Gin Chow has to be numbered among the most colorful figures in the history of the South Coast. This native of China developed a reputation as a soothsayer, predicting everything from the local weather to the timing of earthquakes to international conflicts. Such was the accuracy of many of his predictions locals came to call him the “Wizard of Lompoc.”
Gin Chow was born near Canton in 1857. The gift of prophecy apparently ran in the family and when Gin Chow’s grandfather made some predictions which displeased the imperial government, he was imprisoned for the rest of his life. This tragedy no doubt helped Gin Chow in his decision to come to the U.S.
In 1873, Gin Chow journeyed to Santa Barbara to join family members already here. He engaged in various odd jobs then went to work as a servant on W. W. Hollister’s Glen Annie ranch in Goleta. Hollister was a vigorous champion of Chinese immigration to California and the family and Gin Chow developed a warm relationship.
In California history, Gin Chow will be best remembered for the role he played as the leading plaintiff in an all-important water rights case. In August 1928, Gin S. Chow, et. al. vs. the City of Santa Barbara and the Montecito County Water District began. Forty plaintiffs, owners of land watered by the Santa Ynez River, claimed that Santa Barbara and Montecito did not have the right to siphon off the river’s flood waters to supplement their water supplies. The suit dragged on for over a year and the final decision was overwhelmingly in favor of the defendants.
The court decided that Santa Barbara and Montecito had the right to use almost four times the water they were presently diverting. An important precedent was set in the question of municipal water rights.
In 1932, it appeared that Gin Chow would die from injuries sustained when a neighbor’s bull gored him. He insisted his time had not yet come, that he still had a year to live.
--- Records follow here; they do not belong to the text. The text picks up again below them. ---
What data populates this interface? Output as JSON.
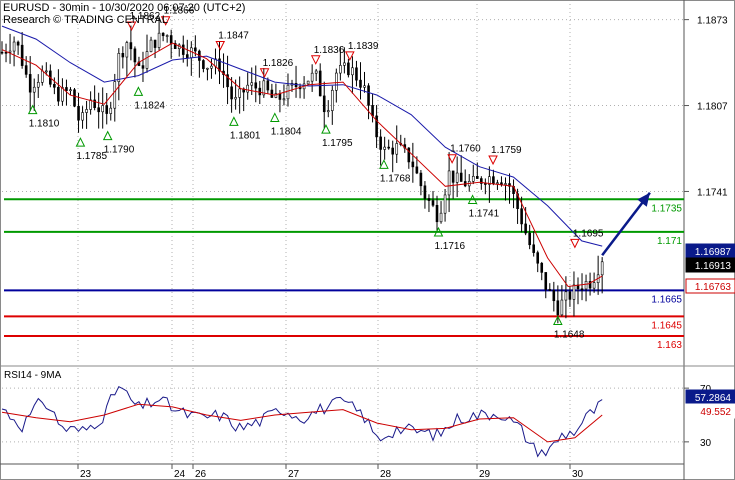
{
  "header": {
    "line1": "EURUSD - 30min - 10/30/2020 06:07:20 (UTC+2)",
    "line2": "Research © TRADING CENTRAL"
  },
  "colors": {
    "candle": "#000000",
    "ma_fast": "#cc0000",
    "ma_slow": "#1a1aaa",
    "resistance": "#009900",
    "pivot": "#00009c",
    "support": "#dd0000",
    "arrow": "#0a1a8a",
    "price_box": "#0a1a8a",
    "last_box": "#000000",
    "ma_box": "#cc0000",
    "rsi_line": "#1a1a8a",
    "rsi_ma": "#cc0000"
  },
  "chart_data": [
    {
      "type": "candlestick",
      "symbol": "EURUSD",
      "timeframe": "30min",
      "x_ticks": [
        "23",
        "24",
        "26",
        "27",
        "28",
        "29",
        "30"
      ],
      "y_ticks": [
        "1.1873",
        "1.1807",
        "1.1741"
      ],
      "ylim": [
        1.161,
        1.1885
      ],
      "levels": [
        {
          "label": "1.1735",
          "value": 1.1735,
          "kind": "resistance"
        },
        {
          "label": "1.171",
          "value": 1.171,
          "kind": "resistance"
        },
        {
          "label": "1.1665",
          "value": 1.1665,
          "kind": "pivot"
        },
        {
          "label": "1.1645",
          "value": 1.1645,
          "kind": "support"
        },
        {
          "label": "1.163",
          "value": 1.163,
          "kind": "support"
        }
      ],
      "price_tags": [
        {
          "label": "1.16987",
          "kind": "price"
        },
        {
          "label": "1.16913",
          "kind": "last"
        },
        {
          "label": "1.16763",
          "kind": "ma"
        }
      ],
      "swing_labels": [
        {
          "label": "1.1810",
          "t": 0.045,
          "value": 1.181,
          "dir": "low"
        },
        {
          "label": "1.1785",
          "t": 0.115,
          "value": 1.1785,
          "dir": "low"
        },
        {
          "label": "1.1790",
          "t": 0.155,
          "value": 1.179,
          "dir": "low"
        },
        {
          "label": "1.1862",
          "t": 0.19,
          "value": 1.1862,
          "dir": "high"
        },
        {
          "label": "1.1866",
          "t": 0.24,
          "value": 1.1866,
          "dir": "high"
        },
        {
          "label": "1.1824",
          "t": 0.2,
          "value": 1.1824,
          "dir": "low"
        },
        {
          "label": "1.1847",
          "t": 0.32,
          "value": 1.1847,
          "dir": "high"
        },
        {
          "label": "1.1801",
          "t": 0.34,
          "value": 1.1801,
          "dir": "low"
        },
        {
          "label": "1.1826",
          "t": 0.385,
          "value": 1.1826,
          "dir": "high"
        },
        {
          "label": "1.1804",
          "t": 0.4,
          "value": 1.1804,
          "dir": "low"
        },
        {
          "label": "1.1836",
          "t": 0.46,
          "value": 1.1836,
          "dir": "high"
        },
        {
          "label": "1.1839",
          "t": 0.51,
          "value": 1.1839,
          "dir": "high"
        },
        {
          "label": "1.1795",
          "t": 0.475,
          "value": 1.1795,
          "dir": "low"
        },
        {
          "label": "1.1768",
          "t": 0.56,
          "value": 1.1768,
          "dir": "low"
        },
        {
          "label": "1.1760",
          "t": 0.66,
          "value": 1.176,
          "dir": "high"
        },
        {
          "label": "1.1759",
          "t": 0.72,
          "value": 1.1759,
          "dir": "high"
        },
        {
          "label": "1.1741",
          "t": 0.69,
          "value": 1.1741,
          "dir": "low"
        },
        {
          "label": "1.1716",
          "t": 0.64,
          "value": 1.1716,
          "dir": "low"
        },
        {
          "label": "1.1648",
          "t": 0.815,
          "value": 1.1648,
          "dir": "low"
        },
        {
          "label": "1.1695",
          "t": 0.84,
          "value": 1.1695,
          "dir": "high"
        }
      ],
      "close_path": [
        [
          0.0,
          1.1848
        ],
        [
          0.02,
          1.1858
        ],
        [
          0.04,
          1.1822
        ],
        [
          0.06,
          1.1832
        ],
        [
          0.08,
          1.1815
        ],
        [
          0.1,
          1.1818
        ],
        [
          0.115,
          1.1792
        ],
        [
          0.13,
          1.1812
        ],
        [
          0.155,
          1.1797
        ],
        [
          0.17,
          1.1843
        ],
        [
          0.185,
          1.1858
        ],
        [
          0.2,
          1.1832
        ],
        [
          0.22,
          1.1855
        ],
        [
          0.24,
          1.1862
        ],
        [
          0.26,
          1.1852
        ],
        [
          0.28,
          1.1848
        ],
        [
          0.3,
          1.1838
        ],
        [
          0.32,
          1.1838
        ],
        [
          0.34,
          1.1808
        ],
        [
          0.36,
          1.1822
        ],
        [
          0.385,
          1.182
        ],
        [
          0.4,
          1.181
        ],
        [
          0.42,
          1.1818
        ],
        [
          0.44,
          1.1826
        ],
        [
          0.46,
          1.183
        ],
        [
          0.475,
          1.1802
        ],
        [
          0.49,
          1.1832
        ],
        [
          0.51,
          1.1836
        ],
        [
          0.53,
          1.1822
        ],
        [
          0.545,
          1.179
        ],
        [
          0.56,
          1.1772
        ],
        [
          0.58,
          1.1775
        ],
        [
          0.6,
          1.1765
        ],
        [
          0.62,
          1.1738
        ],
        [
          0.64,
          1.1722
        ],
        [
          0.655,
          1.1755
        ],
        [
          0.67,
          1.1748
        ],
        [
          0.69,
          1.1747
        ],
        [
          0.71,
          1.1752
        ],
        [
          0.73,
          1.1752
        ],
        [
          0.745,
          1.1745
        ],
        [
          0.76,
          1.1722
        ],
        [
          0.78,
          1.169
        ],
        [
          0.8,
          1.1665
        ],
        [
          0.815,
          1.1652
        ],
        [
          0.83,
          1.166
        ],
        [
          0.85,
          1.167
        ],
        [
          0.865,
          1.1672
        ],
        [
          0.88,
          1.169
        ]
      ],
      "ma_fast_path": [
        [
          0.0,
          1.185
        ],
        [
          0.05,
          1.1838
        ],
        [
          0.1,
          1.1815
        ],
        [
          0.15,
          1.1808
        ],
        [
          0.2,
          1.184
        ],
        [
          0.25,
          1.1855
        ],
        [
          0.3,
          1.1843
        ],
        [
          0.35,
          1.182
        ],
        [
          0.4,
          1.1815
        ],
        [
          0.45,
          1.1823
        ],
        [
          0.5,
          1.1825
        ],
        [
          0.55,
          1.1795
        ],
        [
          0.6,
          1.177
        ],
        [
          0.65,
          1.1745
        ],
        [
          0.7,
          1.1748
        ],
        [
          0.75,
          1.1745
        ],
        [
          0.8,
          1.169
        ],
        [
          0.83,
          1.1668
        ],
        [
          0.86,
          1.167
        ],
        [
          0.88,
          1.1676
        ]
      ],
      "ma_slow_path": [
        [
          0.0,
          1.1868
        ],
        [
          0.05,
          1.1858
        ],
        [
          0.1,
          1.184
        ],
        [
          0.15,
          1.1825
        ],
        [
          0.2,
          1.183
        ],
        [
          0.25,
          1.1842
        ],
        [
          0.3,
          1.1845
        ],
        [
          0.35,
          1.1835
        ],
        [
          0.4,
          1.1825
        ],
        [
          0.45,
          1.1822
        ],
        [
          0.5,
          1.1823
        ],
        [
          0.55,
          1.1815
        ],
        [
          0.6,
          1.18
        ],
        [
          0.65,
          1.1775
        ],
        [
          0.7,
          1.176
        ],
        [
          0.75,
          1.1752
        ],
        [
          0.8,
          1.173
        ],
        [
          0.85,
          1.1703
        ],
        [
          0.88,
          1.1699
        ]
      ],
      "projection": [
        [
          0.88,
          1.1692
        ],
        [
          0.95,
          1.174
        ]
      ]
    },
    {
      "type": "line",
      "title": "RSI14 - 9MA",
      "y_ticks": [
        "70",
        "30"
      ],
      "ylim": [
        15,
        85
      ],
      "price_tags": [
        {
          "label": "57.2864",
          "kind": "rsi"
        },
        {
          "label": "49.552",
          "kind": "rsi_ma"
        }
      ],
      "rsi_path": [
        [
          0.0,
          55
        ],
        [
          0.03,
          42
        ],
        [
          0.06,
          62
        ],
        [
          0.09,
          40
        ],
        [
          0.12,
          38
        ],
        [
          0.15,
          50
        ],
        [
          0.17,
          72
        ],
        [
          0.2,
          55
        ],
        [
          0.23,
          62
        ],
        [
          0.26,
          52
        ],
        [
          0.29,
          48
        ],
        [
          0.32,
          50
        ],
        [
          0.35,
          40
        ],
        [
          0.38,
          46
        ],
        [
          0.41,
          55
        ],
        [
          0.44,
          48
        ],
        [
          0.47,
          55
        ],
        [
          0.5,
          60
        ],
        [
          0.53,
          50
        ],
        [
          0.55,
          32
        ],
        [
          0.58,
          40
        ],
        [
          0.61,
          38
        ],
        [
          0.64,
          35
        ],
        [
          0.67,
          48
        ],
        [
          0.7,
          50
        ],
        [
          0.73,
          52
        ],
        [
          0.76,
          40
        ],
        [
          0.78,
          25
        ],
        [
          0.8,
          22
        ],
        [
          0.82,
          35
        ],
        [
          0.84,
          38
        ],
        [
          0.86,
          50
        ],
        [
          0.88,
          58
        ]
      ],
      "rsi_ma_path": [
        [
          0.0,
          52
        ],
        [
          0.05,
          48
        ],
        [
          0.1,
          45
        ],
        [
          0.15,
          50
        ],
        [
          0.2,
          58
        ],
        [
          0.25,
          56
        ],
        [
          0.3,
          50
        ],
        [
          0.35,
          46
        ],
        [
          0.4,
          50
        ],
        [
          0.45,
          52
        ],
        [
          0.5,
          54
        ],
        [
          0.55,
          44
        ],
        [
          0.6,
          39
        ],
        [
          0.65,
          40
        ],
        [
          0.7,
          47
        ],
        [
          0.75,
          48
        ],
        [
          0.8,
          30
        ],
        [
          0.84,
          33
        ],
        [
          0.88,
          50
        ]
      ]
    }
  ]
}
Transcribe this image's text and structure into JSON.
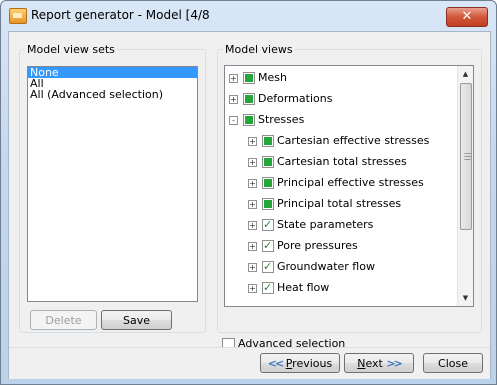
{
  "window": {
    "title": "Report generator - Model [4/8",
    "close_glyph": "✕"
  },
  "left_panel": {
    "legend": "Model view sets",
    "items": [
      "None",
      "All",
      "All (Advanced selection)"
    ],
    "delete_label": "Delete",
    "save_label": "Save"
  },
  "right_panel": {
    "legend": "Model views",
    "tree": [
      {
        "label": "Mesh",
        "state": "filled",
        "expander": "+"
      },
      {
        "label": "Deformations",
        "state": "filled",
        "expander": "+"
      },
      {
        "label": "Stresses",
        "state": "filled",
        "expander": "-"
      },
      {
        "label": "Cartesian effective stresses",
        "state": "filled",
        "expander": "+"
      },
      {
        "label": "Cartesian total stresses",
        "state": "filled",
        "expander": "+"
      },
      {
        "label": "Principal effective stresses",
        "state": "filled",
        "expander": "+"
      },
      {
        "label": "Principal total stresses",
        "state": "filled",
        "expander": "+"
      },
      {
        "label": "State parameters",
        "state": "check",
        "expander": "+"
      },
      {
        "label": "Pore pressures",
        "state": "check",
        "expander": "+"
      },
      {
        "label": "Groundwater flow",
        "state": "check",
        "expander": "+"
      },
      {
        "label": "Heat flow",
        "state": "check",
        "expander": "+"
      }
    ],
    "advanced_selection_label": "Advanced selection"
  },
  "footer": {
    "previous_label": "Previous",
    "previous_mnemonic": "P",
    "next_label": "Next",
    "next_mnemonic": "N",
    "close_label": "Close"
  },
  "colors": {
    "selection": "#3399ff",
    "node_green": "#25a53a",
    "close_red": "#c13f22"
  }
}
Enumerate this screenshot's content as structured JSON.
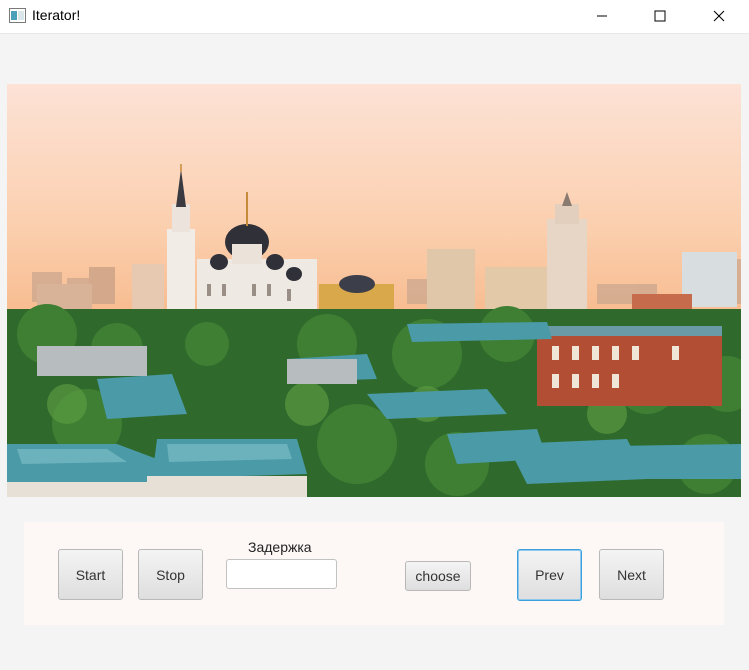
{
  "window": {
    "title": "Iterator!",
    "app_icon": "java-window-icon",
    "controls": [
      "minimize-icon",
      "maximize-icon",
      "close-icon"
    ]
  },
  "image": {
    "content": "city-skyline-photo"
  },
  "controls": {
    "start_label": "Start",
    "stop_label": "Stop",
    "delay_label": "Задержка",
    "delay_value": "",
    "choose_label": "choose",
    "prev_label": "Prev",
    "next_label": "Next"
  },
  "colors": {
    "focused_border": "#3d9fdc",
    "panel_background": "#fdf7f6",
    "window_background": "#f4f4f4"
  }
}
One year later, a truck struck him as he crossed State Street. He did not survive the accident. His final prophecy had come true.
This article appeared in the Santa Barbara Independent.